▶ THE TASK
Retype the entries word for word, leaving nothing out.

-*-*-

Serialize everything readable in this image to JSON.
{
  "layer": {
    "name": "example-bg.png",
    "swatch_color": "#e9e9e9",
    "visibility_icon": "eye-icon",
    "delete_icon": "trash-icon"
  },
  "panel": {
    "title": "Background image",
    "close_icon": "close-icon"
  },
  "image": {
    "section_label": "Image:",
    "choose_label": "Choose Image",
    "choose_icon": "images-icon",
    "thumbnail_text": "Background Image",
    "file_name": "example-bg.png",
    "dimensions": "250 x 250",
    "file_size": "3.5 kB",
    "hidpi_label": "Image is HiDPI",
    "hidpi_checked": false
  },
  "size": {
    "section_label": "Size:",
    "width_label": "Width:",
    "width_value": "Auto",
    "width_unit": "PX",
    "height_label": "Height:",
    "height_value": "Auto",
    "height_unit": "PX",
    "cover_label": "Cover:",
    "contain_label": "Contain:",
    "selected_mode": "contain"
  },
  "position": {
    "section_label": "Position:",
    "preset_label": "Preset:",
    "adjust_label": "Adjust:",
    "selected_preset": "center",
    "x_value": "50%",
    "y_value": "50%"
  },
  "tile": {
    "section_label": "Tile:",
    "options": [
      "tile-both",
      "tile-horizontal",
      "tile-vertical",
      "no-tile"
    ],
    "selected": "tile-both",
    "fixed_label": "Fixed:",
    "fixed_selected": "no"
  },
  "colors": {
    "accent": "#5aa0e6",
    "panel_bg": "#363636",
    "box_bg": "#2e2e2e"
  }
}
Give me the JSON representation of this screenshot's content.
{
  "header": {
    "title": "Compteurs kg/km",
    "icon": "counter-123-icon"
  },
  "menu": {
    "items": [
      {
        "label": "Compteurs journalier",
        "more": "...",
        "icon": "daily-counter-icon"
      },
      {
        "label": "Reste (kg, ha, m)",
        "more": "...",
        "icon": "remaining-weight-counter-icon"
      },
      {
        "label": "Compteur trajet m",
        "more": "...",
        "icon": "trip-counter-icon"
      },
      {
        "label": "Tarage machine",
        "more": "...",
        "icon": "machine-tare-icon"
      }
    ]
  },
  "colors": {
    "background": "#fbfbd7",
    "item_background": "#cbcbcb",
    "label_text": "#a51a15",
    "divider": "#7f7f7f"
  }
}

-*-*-

▶ COMPLETED TASK
Serialize everything readable in this image to JSON.
{
  "layer": {
    "name": "example-bg.png",
    "swatch_color": "#e9e9e9",
    "visibility_icon": "eye-icon",
    "delete_icon": "trash-icon"
  },
  "panel": {
    "title": "Background image",
    "close_icon": "close-icon"
  },
  "image": {
    "section_label": "Image:",
    "choose_label": "Choose Image",
    "choose_icon": "images-icon",
    "thumbnail_text": "Background Image",
    "file_name": "example-bg.png",
    "dimensions": "250 x 250",
    "file_size": "3.5 kB",
    "hidpi_label": "Image is HiDPI",
    "hidpi_checked": false
  },
  "size": {
    "section_label": "Size:",
    "width_label": "Width:",
    "width_value": "Auto",
    "width_unit": "PX",
    "height_label": "Height:",
    "height_value": "Auto",
    "height_unit": "PX",
    "cover_label": "Cover:",
    "contain_label": "Contain:",
    "selected_mode": "contain"
  },
  "position": {
    "section_label": "Position:",
    "preset_label": "Preset:",
    "adjust_label": "Adjust:",
    "selected_preset": "center",
    "x_value": "50%",
    "y_value": "50%"
  },
  "tile": {
    "section_label": "Tile:",
    "options": [
      "tile-both",
      "tile-horizontal",
      "tile-vertical",
      "no-tile"
    ],
    "selected": "tile-both",
    "fixed_label": "Fixed:",
    "fixed_selected": "no"
  },
  "colors": {
    "accent": "#5aa0e6",
    "panel_bg": "#363636",
    "box_bg": "#2e2e2e"
  }
}
Give me the JSON representation of this screenshot's content.
{
  "header": {
    "title": "Compteurs kg/km",
    "icon": "counter-123-icon"
  },
  "menu": {
    "items": [
      {
        "label": "Compteurs journalier",
        "more": "...",
        "icon": "daily-counter-icon"
      },
      {
        "label": "Reste (kg, ha, m)",
        "more": "...",
        "icon": "remaining-weight-counter-icon"
      },
      {
        "label": "Compteur trajet m",
        "more": "...",
        "icon": "trip-counter-icon"
      },
      {
        "label": "Tarage machine",
        "more": "...",
        "icon": "machine-tare-icon"
      }
    ]
  },
  "colors": {
    "background": "#fbfbd7",
    "item_background": "#cbcbcb",
    "label_text": "#a51a15",
    "divider": "#7f7f7f"
  }
}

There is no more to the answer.